**Aim of the exercise**
What follows is a listing. Write it all out exactly.

**Supplied information**
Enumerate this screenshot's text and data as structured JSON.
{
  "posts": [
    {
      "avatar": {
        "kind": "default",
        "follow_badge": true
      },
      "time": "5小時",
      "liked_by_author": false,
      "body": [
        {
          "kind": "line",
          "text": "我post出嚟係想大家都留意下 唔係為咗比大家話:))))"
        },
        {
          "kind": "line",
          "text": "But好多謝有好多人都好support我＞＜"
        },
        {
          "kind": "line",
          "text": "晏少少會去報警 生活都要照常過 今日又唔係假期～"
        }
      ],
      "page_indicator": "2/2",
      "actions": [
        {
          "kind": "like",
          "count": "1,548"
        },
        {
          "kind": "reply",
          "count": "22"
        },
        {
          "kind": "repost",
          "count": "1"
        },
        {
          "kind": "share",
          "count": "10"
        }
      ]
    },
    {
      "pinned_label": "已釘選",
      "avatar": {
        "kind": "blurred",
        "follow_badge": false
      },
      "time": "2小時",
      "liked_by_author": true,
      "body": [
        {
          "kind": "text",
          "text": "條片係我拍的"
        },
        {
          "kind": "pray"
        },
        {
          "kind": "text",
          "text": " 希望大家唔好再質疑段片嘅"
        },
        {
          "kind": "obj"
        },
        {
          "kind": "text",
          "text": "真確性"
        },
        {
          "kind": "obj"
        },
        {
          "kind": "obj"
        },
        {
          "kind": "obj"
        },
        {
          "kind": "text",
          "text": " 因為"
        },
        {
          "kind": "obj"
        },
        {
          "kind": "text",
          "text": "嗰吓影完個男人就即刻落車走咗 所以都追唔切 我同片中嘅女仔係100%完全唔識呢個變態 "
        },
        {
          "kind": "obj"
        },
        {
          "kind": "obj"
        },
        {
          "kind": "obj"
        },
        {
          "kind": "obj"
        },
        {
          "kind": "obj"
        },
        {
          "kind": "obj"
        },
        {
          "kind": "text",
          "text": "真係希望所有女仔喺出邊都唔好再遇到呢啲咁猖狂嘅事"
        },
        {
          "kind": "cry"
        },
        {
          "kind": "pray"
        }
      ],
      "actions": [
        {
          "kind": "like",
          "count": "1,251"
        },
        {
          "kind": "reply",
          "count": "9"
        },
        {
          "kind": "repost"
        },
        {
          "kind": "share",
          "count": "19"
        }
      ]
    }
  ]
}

**Exercise answer**
Enumerate this screenshot's text and data as structured JSON.
{
  "posts": [
    {
      "avatar": {
        "kind": "default",
        "follow_badge": true
      },
      "time": "5小時",
      "liked_by_author": false,
      "body": [
        {
          "kind": "line",
          "text": "我post出嚟係想大家都留意下 唔係為咗比大家話:))))"
        },
        {
          "kind": "line",
          "text": "But好多謝有好多人都好support我＞＜"
        },
        {
          "kind": "line",
          "text": "晏少少會去報警 生活都要照常過 今日又唔係假期～"
        }
      ],
      "page_indicator": "2/2",
      "actions": [
        {
          "kind": "like",
          "count": "1,548"
        },
        {
          "kind": "reply",
          "count": "22"
        },
        {
          "kind": "repost",
          "count": "1"
        },
        {
          "kind": "share",
          "count": "10"
        }
      ]
    },
    {
      "pinned_label": "已釘選",
      "avatar": {
        "kind": "blurred",
        "follow_badge": false
      },
      "time": "2小時",
      "liked_by_author": true,
      "body": [
        {
          "kind": "text",
          "text": "條片係我拍的"
        },
        {
          "kind": "pray"
        },
        {
          "kind": "text",
          "text": " 希望大家唔好再質疑段片嘅"
        },
        {
          "kind": "obj"
        },
        {
          "kind": "text",
          "text": "真確性"
        },
        {
          "kind": "obj"
        },
        {
          "kind": "obj"
        },
        {
          "kind": "obj"
        },
        {
          "kind": "text",
          "text": " 因為"
        },
        {
          "kind": "obj"
        },
        {
          "kind": "text",
          "text": "嗰吓影完個男人就即刻落車走咗 所以都追唔切 我同片中嘅女仔係100%完全唔識呢個變態 "
        },
        {
          "kind": "obj"
        },
        {
          "kind": "obj"
        },
        {
          "kind": "obj"
        },
        {
          "kind": "obj"
        },
        {
          "kind": "obj"
        },
        {
          "kind": "obj"
        },
        {
          "kind": "text",
          "text": "真係希望所有女仔喺出邊都唔好再遇到呢啲咁猖狂嘅事"
        },
        {
          "kind": "cry"
        },
        {
          "kind": "pray"
        }
      ],
      "actions": [
        {
          "kind": "like",
          "count": "1,251"
        },
        {
          "kind": "reply",
          "count": "9"
        },
        {
          "kind": "repost"
        },
        {
          "kind": "share",
          "count": "19"
        }
      ]
    }
  ]
}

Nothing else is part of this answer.